Saving Italy: The Race to Rescue a Nation's Treasures from the Nazis
Robert M. Edsel
Format: PDF / Kindle (mobi) / ePub
From the author of the #1 New York Times bestseller The Monuments Men
"An astonishing account of a little-known American effort to save Italy's…art during World War II."―Tom Brokaw
When Hitler’s armies occupied Italy in 1943, they also seized control of mankind’s greatest cultural treasures. As they had done throughout Europe, the Nazis could now plunder the masterpieces of the Renaissance, the treasures of the Vatican, and the antiquities of the Roman Empire.
On the eve of the Allied invasion, General Dwight Eisenhower empowered a new kind of soldier to protect these historic riches. In May 1944 two unlikely American heroes―artist Deane Keller and scholar Fred Hartt―embarked from Naples on the treasure hunt of a lifetime, tracking billions of dollars of missing art, including works by Michelangelo, Donatello, Titian, Caravaggio, and Botticelli. With the German army retreating up the Italian peninsula, orders came from the highest levels of the Nazi government to transport truckloads of art north across the border into the Reich. Standing in the way was General Karl Wolff, a top-level Nazi officer. As German forces blew up the magnificent bridges of Florence, General Wolff commandeered the great collections of the Uffizi Gallery and Pitti Palace, later risking his life to negotiate a secret Nazi surrender with American spymaster Allen Dulles.
Brilliantly researched and vividly written, the New York Times bestselling Saving Italy brings readers from Milan and the near destruction of The Last Supper to the inner sanctum of the Vatican and behind closed doors with the preeminent Allied and Axis leaders: Roosevelt, Eisenhower, and Churchill; Hitler, Göring, and Himmler.
An unforgettable story of epic thievery and political intrigue, Saving Italy is a testament to heroism on behalf of art, culture, and history.

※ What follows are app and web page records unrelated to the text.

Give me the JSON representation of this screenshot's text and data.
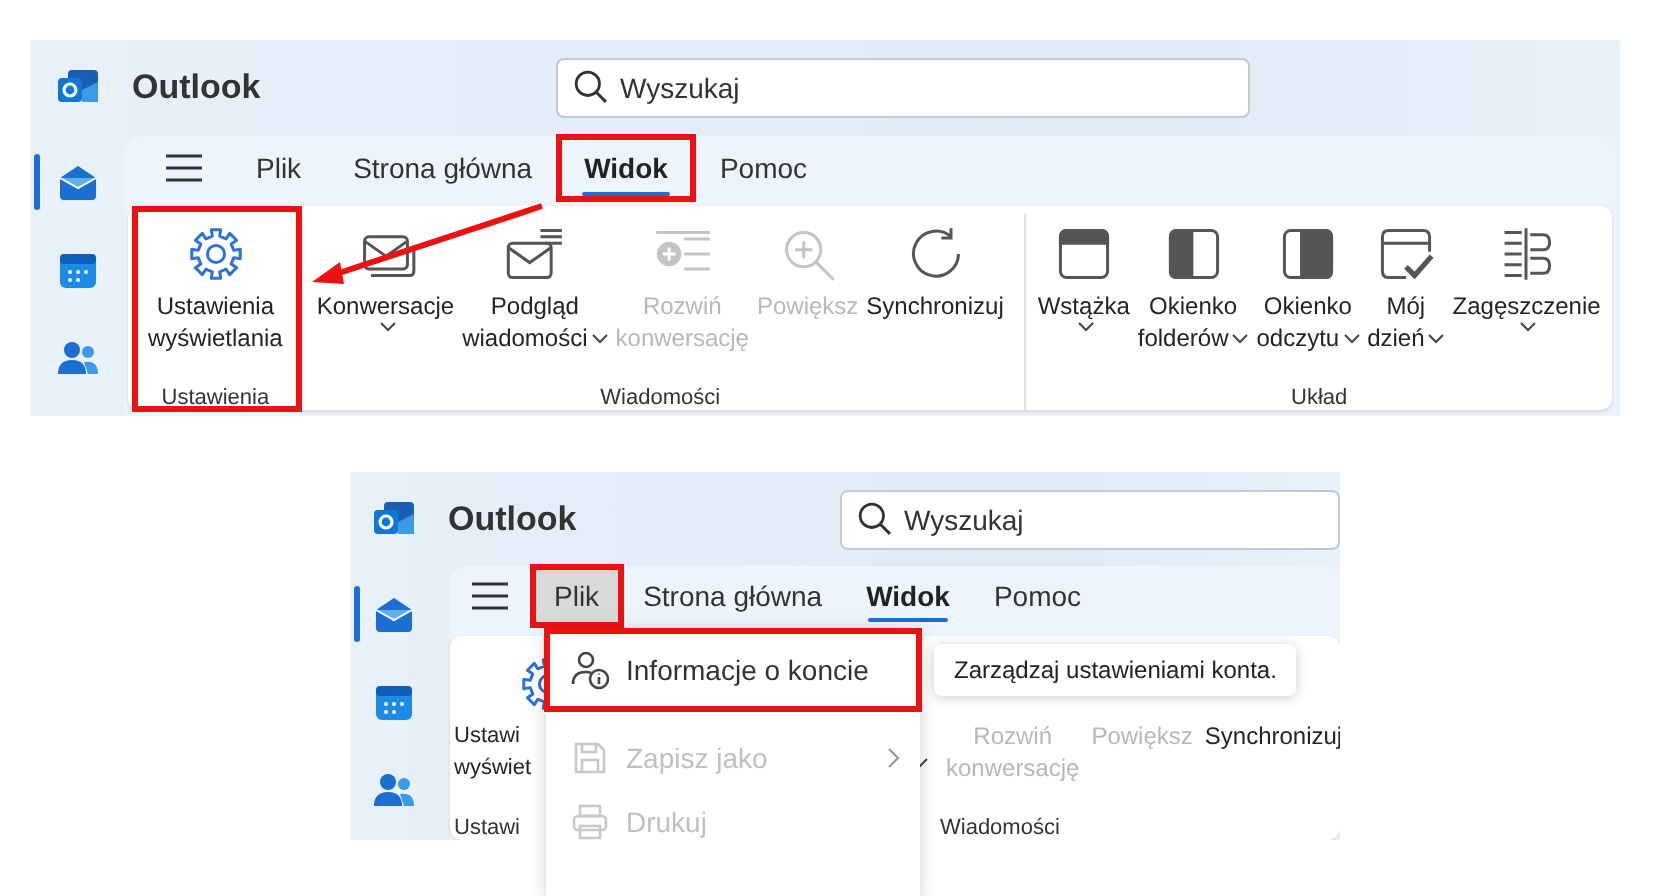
{
  "screens": [
    {
      "title": "Outlook",
      "search": {
        "placeholder": "Wyszukaj"
      },
      "nav": [
        {
          "selected": true
        },
        {
          "selected": false
        },
        {
          "selected": false
        }
      ],
      "tabs": [
        {
          "label": "Plik",
          "selected": false,
          "open": false,
          "highlighted": false
        },
        {
          "label": "Strona główna",
          "selected": false,
          "open": false,
          "highlighted": false
        },
        {
          "label": "Widok",
          "selected": true,
          "open": false,
          "highlighted": true
        },
        {
          "label": "Pomoc",
          "selected": false,
          "open": false,
          "highlighted": false
        }
      ],
      "groups": [
        {
          "label": "Ustawienia",
          "highlighted": true,
          "buttons": [
            {
              "lines": [
                "Ustawienia",
                "wyświetlania"
              ],
              "disabled": false,
              "dropdown": false
            }
          ]
        },
        {
          "label": "Wiadomości",
          "highlighted": false,
          "buttons": [
            {
              "lines": [
                "Konwersacje"
              ],
              "disabled": false,
              "dropdown": true
            },
            {
              "lines": [
                "Podgląd",
                "wiadomości"
              ],
              "disabled": false,
              "dropdown": true
            },
            {
              "lines": [
                "Rozwiń",
                "konwersację"
              ],
              "disabled": true,
              "dropdown": false
            },
            {
              "lines": [
                "Powiększ"
              ],
              "disabled": true,
              "dropdown": false
            },
            {
              "lines": [
                "Synchronizuj"
              ],
              "disabled": false,
              "dropdown": false
            }
          ]
        },
        {
          "label": "Układ",
          "highlighted": false,
          "buttons": [
            {
              "lines": [
                "Wstążka"
              ],
              "disabled": false,
              "dropdown": true
            },
            {
              "lines": [
                "Okienko",
                "folderów"
              ],
              "disabled": false,
              "dropdown": true
            },
            {
              "lines": [
                "Okienko",
                "odczytu"
              ],
              "disabled": false,
              "dropdown": true
            },
            {
              "lines": [
                "Mój",
                "dzień"
              ],
              "disabled": false,
              "dropdown": true
            },
            {
              "lines": [
                "Zagęszczenie"
              ],
              "disabled": false,
              "dropdown": true
            }
          ]
        }
      ]
    },
    {
      "title": "Outlook",
      "search": {
        "placeholder": "Wyszukaj"
      },
      "nav": [
        {
          "selected": true
        },
        {
          "selected": false
        },
        {
          "selected": false
        }
      ],
      "tabs": [
        {
          "label": "Plik",
          "selected": false,
          "open": true,
          "highlighted": true
        },
        {
          "label": "Strona główna",
          "selected": false,
          "open": false,
          "highlighted": false
        },
        {
          "label": "Widok",
          "selected": true,
          "open": false,
          "highlighted": false
        },
        {
          "label": "Pomoc",
          "selected": false,
          "open": false,
          "highlighted": false
        }
      ],
      "groups": [
        {
          "label": "Ustawi",
          "highlighted": false,
          "buttons": [
            {
              "lines": [
                "Ustawi",
                "wyświet"
              ],
              "disabled": false,
              "dropdown": false
            }
          ]
        },
        {
          "label": "Wiadomości",
          "highlighted": false,
          "buttons": [
            {
              "lines": [
                "Rozwiń",
                "konwersację"
              ],
              "disabled": true,
              "dropdown": false
            },
            {
              "lines": [
                "Powiększ"
              ],
              "disabled": true,
              "dropdown": false
            },
            {
              "lines": [
                "Synchronizuj"
              ],
              "disabled": false,
              "dropdown": false
            }
          ]
        }
      ],
      "menu": {
        "items": [
          {
            "label": "Informacje o koncie",
            "disabled": false,
            "highlighted": true,
            "submenu": false
          },
          {
            "label": "Zapisz jako",
            "disabled": true,
            "highlighted": false,
            "submenu": true
          },
          {
            "label": "Drukuj",
            "disabled": true,
            "highlighted": false,
            "submenu": false
          }
        ]
      },
      "tooltip": "Zarządzaj ustawieniami konta."
    }
  ]
}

61 illustrations; 3 maps
The successful efforts . . . necessitate the highest gratitude from both the Allies and the Italians.” THE FIRST MONUMENTS officer stationed in Italy—Mason Hammond—was transferred to London in early 1944. There he worked with Francis Henry Taylor, Vice-Chairman of the Roberts Commission, to develop a restitution policy for postwar Germany. In August 1945, Hammond established the MFAA office in Berlin, where he struggled to stay ahead of the constant personnel needs posed by the discovery of tens

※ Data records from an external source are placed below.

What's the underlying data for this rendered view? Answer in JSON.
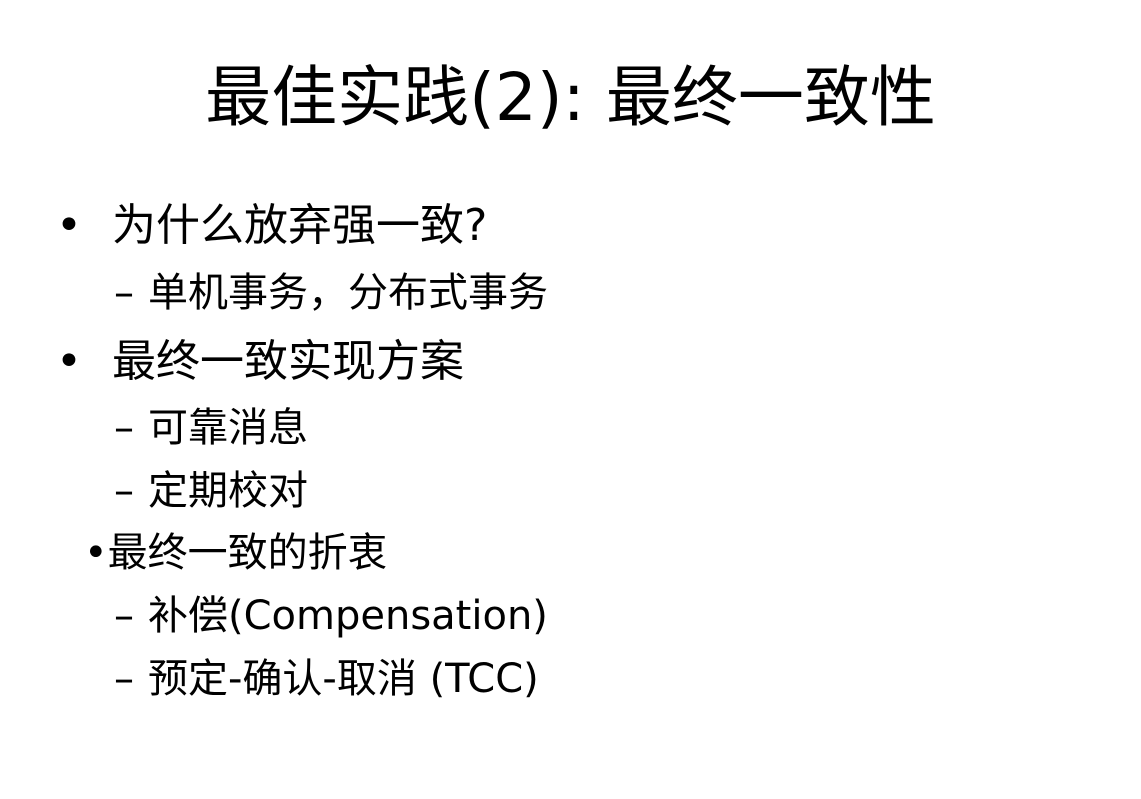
{
  "slide": {
    "title": "最佳实践(2): 最终一致性",
    "items": [
      {
        "bullet": "•",
        "text": "为什么放弃强一致?",
        "subitems": [
          {
            "dash": "–",
            "text": "单机事务，分布式事务"
          }
        ]
      },
      {
        "bullet": "•",
        "text": "最终一致实现方案",
        "subitems": [
          {
            "dash": "–",
            "text": "可靠消息"
          },
          {
            "dash": "–",
            "text": "定期校对"
          }
        ]
      },
      {
        "bullet": "•",
        "text": "最终一致的折衷",
        "subitems": [
          {
            "dash": "–",
            "text": "补偿(Compensation)"
          },
          {
            "dash": "–",
            "text": "预定-确认-取消 (TCC)"
          }
        ]
      }
    ]
  }
}
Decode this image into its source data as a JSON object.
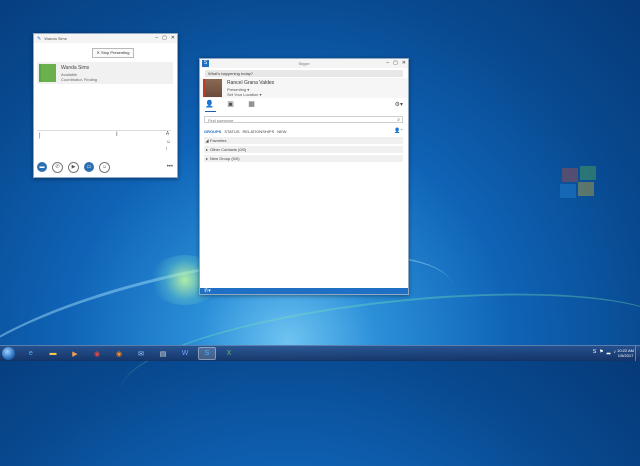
{
  "conversation_window": {
    "title": "Wanda Sims",
    "stop_presenting_label": "Stop Presenting",
    "contact": {
      "name": "Wanda Sims",
      "status": "Available",
      "title_line": "Coordinator, Finding"
    }
  },
  "skype_window": {
    "title": "Skype",
    "status_prompt": "What's happening today?",
    "me": {
      "name": "Rancel Grana Valdes",
      "presence": "Presenting ▾",
      "location": "Set Your Location ▾"
    },
    "search_placeholder": "Find someone",
    "menu": [
      "GROUPS",
      "STATUS",
      "RELATIONSHIPS",
      "NEW"
    ],
    "groups": [
      {
        "arrow": "◢",
        "label": "Favorites"
      },
      {
        "arrow": "▸",
        "label": "Other Contacts (0/0)"
      },
      {
        "arrow": "▸",
        "label": "New Group (0/0)"
      }
    ]
  },
  "taskbar": {
    "clock_time": "10:22 AM",
    "clock_date": "1/5/2017",
    "items": [
      "ie-icon",
      "explorer-icon",
      "media-player-icon",
      "chrome-icon",
      "firefox-icon",
      "outlook-icon",
      "notepad-icon",
      "word-icon",
      "skype-icon",
      "excel-icon"
    ]
  },
  "colors": {
    "accent": "#1f6fc4",
    "presence_available": "#6ab04c",
    "presence_presenting": "#c0392b"
  }
}
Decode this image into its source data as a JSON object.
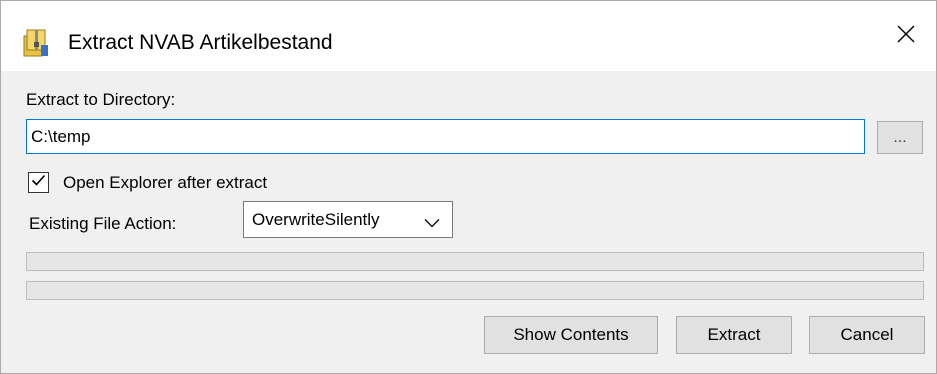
{
  "window": {
    "title": "Extract NVAB Artikelbestand",
    "icon": "archive-zip-icon",
    "close_icon": "close-icon"
  },
  "form": {
    "directory_label": "Extract to Directory:",
    "directory_value": "C:\\temp",
    "browse_label": "...",
    "open_explorer_label": "Open Explorer after extract",
    "open_explorer_checked": true,
    "file_action_label": "Existing File Action:",
    "file_action_value": "OverwriteSilently"
  },
  "progress": {
    "bar1": 0,
    "bar2": 0
  },
  "buttons": {
    "show_contents": "Show Contents",
    "extract": "Extract",
    "cancel": "Cancel"
  },
  "colors": {
    "focus_border": "#0078d7",
    "button_face": "#e1e1e1",
    "dialog_background": "#f0f0f0"
  }
}
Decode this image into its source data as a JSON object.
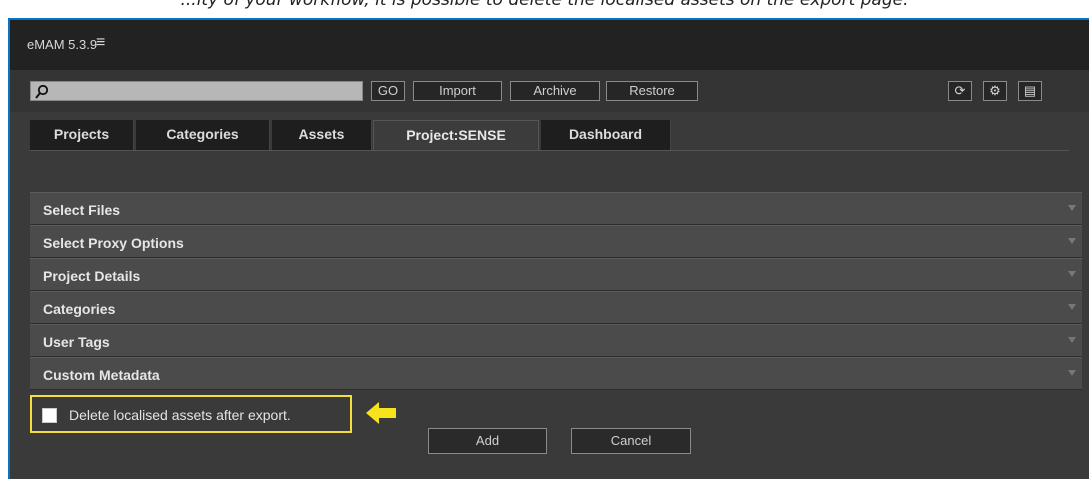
{
  "page_caption_fragment": "...ity of your workflow, it is possible to delete the localised assets on the export page.",
  "window": {
    "title": "eMAM 5.3.9",
    "menu_glyph": "≡"
  },
  "toolbar": {
    "search": {
      "value": "",
      "placeholder": ""
    },
    "buttons": [
      "GO",
      "Import",
      "Archive",
      "Restore"
    ],
    "icons": [
      "refresh-icon",
      "gear-icon",
      "document-icon"
    ],
    "icon_glyphs": [
      "⟳",
      "⚙",
      "▤"
    ]
  },
  "tabs": [
    {
      "label": "Projects",
      "active": false
    },
    {
      "label": "Categories",
      "active": false
    },
    {
      "label": "Assets",
      "active": false
    },
    {
      "label": "Project:SENSE",
      "active": true
    },
    {
      "label": "Dashboard",
      "active": false
    }
  ],
  "sections": [
    "Select Files",
    "Select Proxy Options",
    "Project Details",
    "Categories",
    "User Tags",
    "Custom Metadata"
  ],
  "options": {
    "delete_localised_label": "Delete localised assets after export.",
    "delete_localised_checked": false
  },
  "actions": {
    "add": "Add",
    "cancel": "Cancel"
  },
  "colors": {
    "highlight": "#f3df3a",
    "pointer": "#f7e21c",
    "frame": "#0a73c4"
  }
}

Rheinprovinz (Cologne: Rheinisches Amt für Denkmalpflege in Verbindung mit dem Rheinischen Landesmuseum Bonn, 1991), 19. 70 On January 1, 1915 Otto von Falke, “Die Einrichtung des Kunstschutzes auf den deutschen Kriegsschauplätzen,” Kunstschutz im Kriege, 12. 70 “Cultural goods and art” Paul Clemen, “Die Denkmalpflege im Urteil des Auslands” (refers to article in Berliner Lokal Anzeiger, 8.X.1914), Kunstschutz im Kriege, 121. 70 the University of Louvain Library E. Lousse, The University of
on Rome. The distance, just 140 road miles, seemed tantalizingly short, but the topography and wet weather favored the defenders fighting under Generalfeldmarschall Kesselring.* The German commander used the terrain to his advantage, establishing a series of heavily fortified defensive lines that ran perpendicular, like ribs across the mountainous “spine” stretching the length of Italy. This slowed Allied progress to a crawl, creating costly stalemates. German troops would fight a ferocious

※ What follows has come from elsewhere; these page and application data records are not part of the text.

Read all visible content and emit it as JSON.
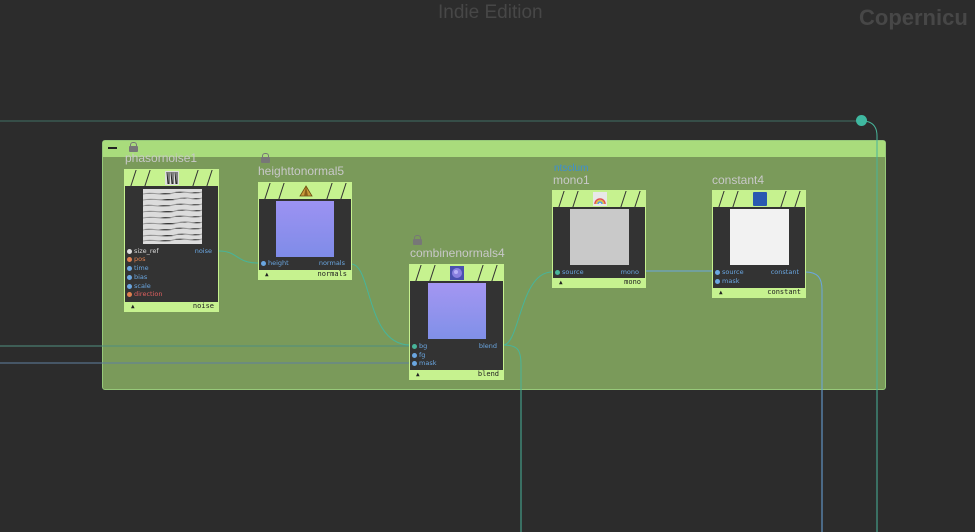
{
  "watermark": "Indie Edition",
  "context_label": "Copernicu",
  "colors": {
    "background": "#2c2c2c",
    "network_box": "#7a9a5a",
    "node_accent": "#c6f28f",
    "wire": "#48b49a",
    "port_label": "#6aa6e0"
  },
  "nodes": {
    "phasornoise": {
      "name": "phasornoise1",
      "footer": "noise",
      "inputs": [
        "size_ref",
        "pos",
        "time",
        "bias",
        "scale",
        "direction"
      ],
      "output": "noise"
    },
    "heighttonormal": {
      "name": "heighttonormal5",
      "footer": "normals",
      "input": "height",
      "output": "normals"
    },
    "combinenormals": {
      "name": "combinenormals4",
      "footer": "blend",
      "inputs": [
        "bg",
        "fg",
        "mask"
      ],
      "output": "blend"
    },
    "mono": {
      "tag": "ntsclum",
      "name": "mono1",
      "footer": "mono",
      "input": "source",
      "output": "mono"
    },
    "constant": {
      "name": "constant4",
      "footer": "constant",
      "inputs": [
        "source",
        "mask"
      ],
      "output": "constant"
    }
  },
  "icons": {
    "phasornoise": "barcode-noise-icon",
    "heighttonormal": "pyramid-icon",
    "combinenormals": "normal-sphere-icon",
    "mono": "rainbow-icon",
    "constant": "blue-square-icon"
  }
}
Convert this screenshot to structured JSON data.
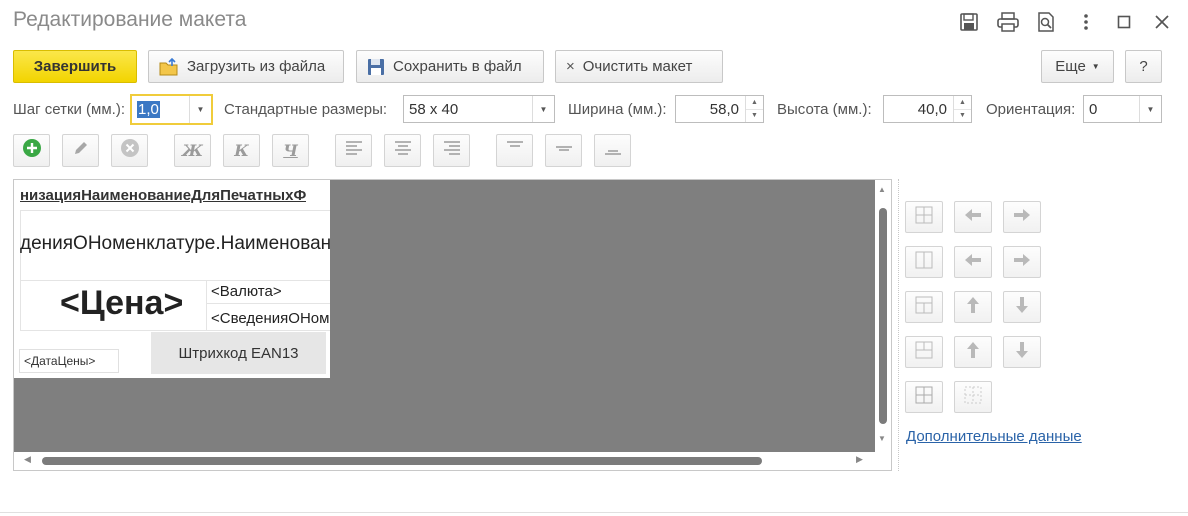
{
  "window": {
    "title": "Редактирование макета",
    "controls": [
      "save-icon",
      "print-icon",
      "preview-icon",
      "more-icon",
      "maximize-icon",
      "close-icon"
    ]
  },
  "toolbar": {
    "finish_label": "Завершить",
    "load_label": "Загрузить из файла",
    "save_label": "Сохранить в файл",
    "clear_label": "Очистить макет",
    "more_label": "Еще",
    "help_label": "?"
  },
  "params": {
    "grid_step_label": "Шаг сетки (мм.):",
    "grid_step_value": "1,0",
    "std_sizes_label": "Стандартные размеры:",
    "std_sizes_value": "58 x 40",
    "width_label": "Ширина (мм.):",
    "width_value": "58,0",
    "height_label": "Высота (мм.):",
    "height_value": "40,0",
    "orientation_label": "Ориентация:",
    "orientation_value": "0"
  },
  "format_toolbar": {
    "bold": "Ж",
    "italic": "К",
    "underline": "Ч"
  },
  "label": {
    "org_name": "низацияНаименованиеДляПечатныхФ",
    "nomenclature": "денияОНоменклатуре.Наименование",
    "price": "<Цена>",
    "currency": "<Валюта>",
    "info": "<СведенияОНоменклатуре>",
    "barcode": "Штрихкод EAN13",
    "price_date": "<ДатаЦены>"
  },
  "side": {
    "extra_data_link": "Дополнительные данные"
  },
  "colors": {
    "accent": "#f2d400",
    "canvas_bg": "#7f7f7f",
    "link": "#2a63a8"
  }
}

city seeking the support of a wealthy patron or atelier. Since the early 1300s, the prosperous university town of Padua had drawn such talent. After being adopted by his teacher, Francesco Squarcione, an older Paduan painter, Mantegna enrolled in the local painters guild in 1441 at just ten years of age. Eight years later, he began painting the walls of the Ovetari family chapel, located in the Church of the Eremitani. The frescoes depicted the lives of St. James and St. Christopher. Mantegna’s
Domenico Tardini—Deputy Secretary of State for Extraordinary Affairs—the following day, and then representatives of the Christian Democratic Party on Monday. During those meetings, Anelli pleaded for the Vatican to assist the resistance fighters, either directly or through the party. Cagiati reported that Don Anelli had done an excellent job establishing his credibility and explaining why the Vatican needed to take immediate action. He wrote: “The news that large numbers of partisans are fighting